I thought it was interesting that so many of you who listened to Take 1 were surprised that I don't have a southern accent. Actually, I must have a little bit of an accent because when I listen to my family in Wisconsin talk, they sound different to me. However, the people who have a southern accent sound different to me too, so I'm not sure where I fall in the "accent line up."

Anyway, happy viewing and happy folding!

Tuesday, July 20, 2010

Napkin Folding Vlog

Well, here is my first vlog--in all its glory!

Watching myself (and listening to myself) on video is just slightly more pleasant than having five root canals at the same time, but a vlog I promised you and a vlog you shall have!
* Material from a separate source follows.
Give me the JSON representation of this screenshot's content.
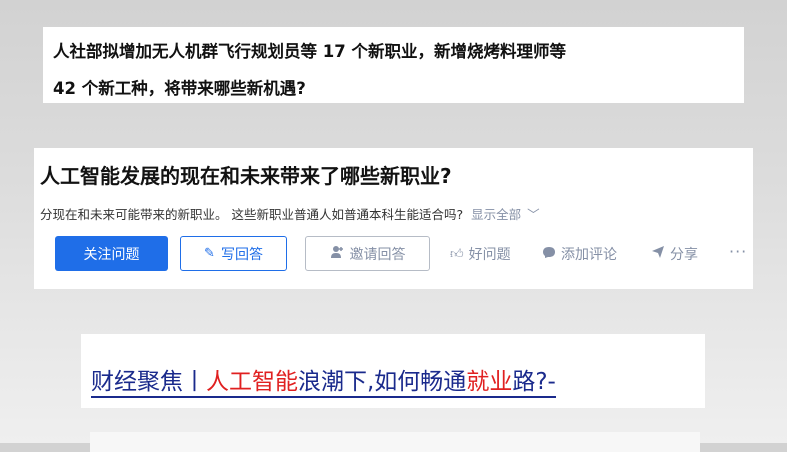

Sarah was my helpful videographer and she managed not to giggle at me too loudly while she filmed of our scintillating "folding footage."

Enjoy! (While you watch, I'm just going to excuse myself and bury my head under my pillow.)

Monday, July 19, 2010

Surgery Scheduled!

Today’s visit to my plastic surgeon went well. After he came into the exam room and we had chatted a few minutes I asked, “Are you ever willing to deviate from your 3-month timeline for doing replacement surgery?” He said, “No, I’m not.”

Then he paused and added, “Well, I suppose I might possibly make an exception depending on how your expanders and skin are doing.”

After a quick exam he seemed rather surprised and said, “Hmmm. Everything is softening up so well that I think we actually can go ahead and do the surgery next month instead of in the middle of September.

Although I did refrain (just barely) from hugging him, you can bet I was grinning hugely on my way out of his office!

I have to go back to Greenville a week before the surgery for paperwork and blood work. I also have to meet with the surgeon once more to make the final decisions about silicone or saline implants, and what size I’m shooting for. (Which won't be a whole lot different from "the originals.")

The surgeon mentioned he could do a Dolly Parton job for me but after just a little bit of thought, I declined. (He even offered to throw in a blonde wig.) Nice to have a surgeon with a sense of humor!

It’s hard to express how happy I am about this. I know it seems like a small thing—a two-month wait instead of a three-month wait. But to move past the discomfort and impermanence of the expanders and to feel like I’m taking a giant step toward being done with this ordeal—well, to me at least, one month is a really big deal! (Dolly or no Dolly!)

Note: Sarah and I are planning on recording my Napkin Instruction Vlog tomorrow. I know you probably won’t even be able to sleep tonight due to your keen anticipation as you wait for this momentous event to unfold. Or in this case, for the event to “fold.” As in napkins. Folding. Get it?

Never mind.